Problem →
Could you retype the whole listing word for word and drop the images?

[Opening Material provided section]

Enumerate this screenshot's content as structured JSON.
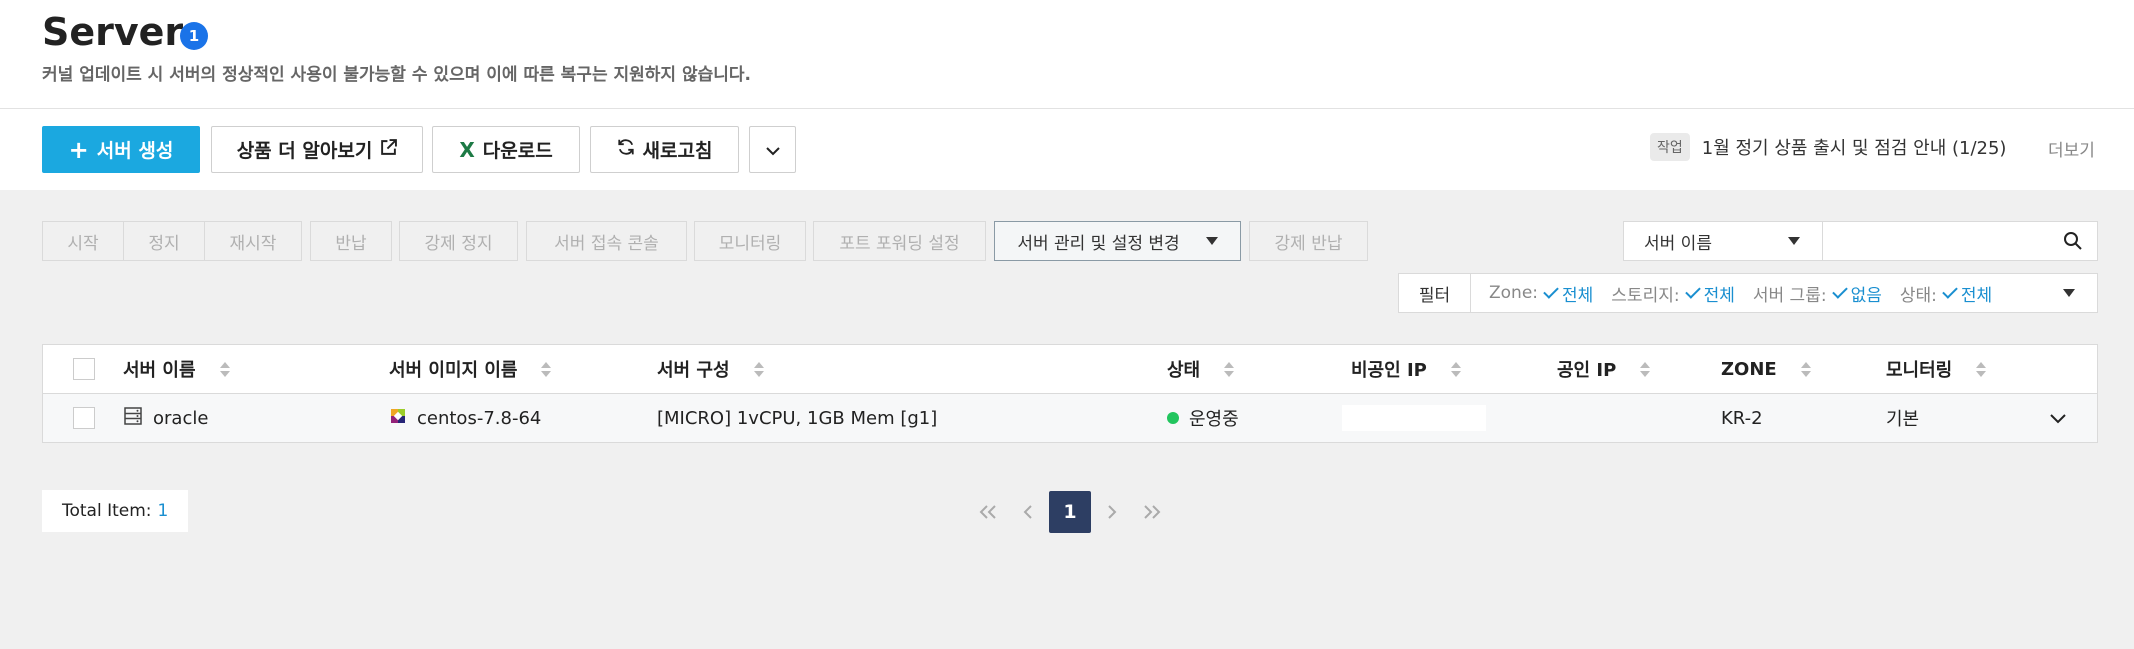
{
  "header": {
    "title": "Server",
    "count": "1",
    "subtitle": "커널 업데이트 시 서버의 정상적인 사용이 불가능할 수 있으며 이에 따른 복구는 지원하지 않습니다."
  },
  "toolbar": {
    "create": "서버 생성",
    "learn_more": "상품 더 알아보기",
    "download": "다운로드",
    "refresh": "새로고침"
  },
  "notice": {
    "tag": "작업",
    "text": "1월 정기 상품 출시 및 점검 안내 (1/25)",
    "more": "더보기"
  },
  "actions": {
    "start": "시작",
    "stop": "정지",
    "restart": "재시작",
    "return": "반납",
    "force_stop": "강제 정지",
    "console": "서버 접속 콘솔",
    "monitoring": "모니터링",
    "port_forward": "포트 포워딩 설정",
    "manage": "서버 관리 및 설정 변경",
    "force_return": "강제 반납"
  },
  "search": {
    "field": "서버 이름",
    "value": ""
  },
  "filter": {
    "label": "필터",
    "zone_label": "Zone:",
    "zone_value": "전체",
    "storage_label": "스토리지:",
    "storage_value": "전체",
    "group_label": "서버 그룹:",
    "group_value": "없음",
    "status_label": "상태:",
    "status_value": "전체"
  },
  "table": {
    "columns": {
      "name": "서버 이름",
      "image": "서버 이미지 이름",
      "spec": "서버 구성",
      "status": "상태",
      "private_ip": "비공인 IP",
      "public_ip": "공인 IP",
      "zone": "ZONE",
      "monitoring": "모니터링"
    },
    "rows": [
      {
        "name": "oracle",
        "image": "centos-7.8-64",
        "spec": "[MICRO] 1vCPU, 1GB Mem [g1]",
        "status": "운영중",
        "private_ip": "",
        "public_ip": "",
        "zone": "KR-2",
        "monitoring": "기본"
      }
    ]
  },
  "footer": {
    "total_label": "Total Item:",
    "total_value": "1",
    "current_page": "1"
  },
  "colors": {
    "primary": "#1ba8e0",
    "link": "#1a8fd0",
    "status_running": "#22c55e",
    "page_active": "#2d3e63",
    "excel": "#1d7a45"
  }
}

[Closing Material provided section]

Reply →
Enumerate this screenshot's content as structured JSON.
{
  "header": {
    "title": "Server",
    "count": "1",
    "subtitle": "커널 업데이트 시 서버의 정상적인 사용이 불가능할 수 있으며 이에 따른 복구는 지원하지 않습니다."
  },
  "toolbar": {
    "create": "서버 생성",
    "learn_more": "상품 더 알아보기",
    "download": "다운로드",
    "refresh": "새로고침"
  },
  "notice": {
    "tag": "작업",
    "text": "1월 정기 상품 출시 및 점검 안내 (1/25)",
    "more": "더보기"
  },
  "actions": {
    "start": "시작",
    "stop": "정지",
    "restart": "재시작",
    "return": "반납",
    "force_stop": "강제 정지",
    "console": "서버 접속 콘솔",
    "monitoring": "모니터링",
    "port_forward": "포트 포워딩 설정",
    "manage": "서버 관리 및 설정 변경",
    "force_return": "강제 반납"
  },
  "search": {
    "field": "서버 이름",
    "value": ""
  },
  "filter": {
    "label": "필터",
    "zone_label": "Zone:",
    "zone_value": "전체",
    "storage_label": "스토리지:",
    "storage_value": "전체",
    "group_label": "서버 그룹:",
    "group_value": "없음",
    "status_label": "상태:",
    "status_value": "전체"
  },
  "table": {
    "columns": {
      "name": "서버 이름",
      "image": "서버 이미지 이름",
      "spec": "서버 구성",
      "status": "상태",
      "private_ip": "비공인 IP",
      "public_ip": "공인 IP",
      "zone": "ZONE",
      "monitoring": "모니터링"
    },
    "rows": [
      {
        "name": "oracle",
        "image": "centos-7.8-64",
        "spec": "[MICRO] 1vCPU, 1GB Mem [g1]",
        "status": "운영중",
        "private_ip": "",
        "public_ip": "",
        "zone": "KR-2",
        "monitoring": "기본"
      }
    ]
  },
  "footer": {
    "total_label": "Total Item:",
    "total_value": "1",
    "current_page": "1"
  },
  "colors": {
    "primary": "#1ba8e0",
    "link": "#1a8fd0",
    "status_running": "#22c55e",
    "page_active": "#2d3e63",
    "excel": "#1d7a45"
  }
}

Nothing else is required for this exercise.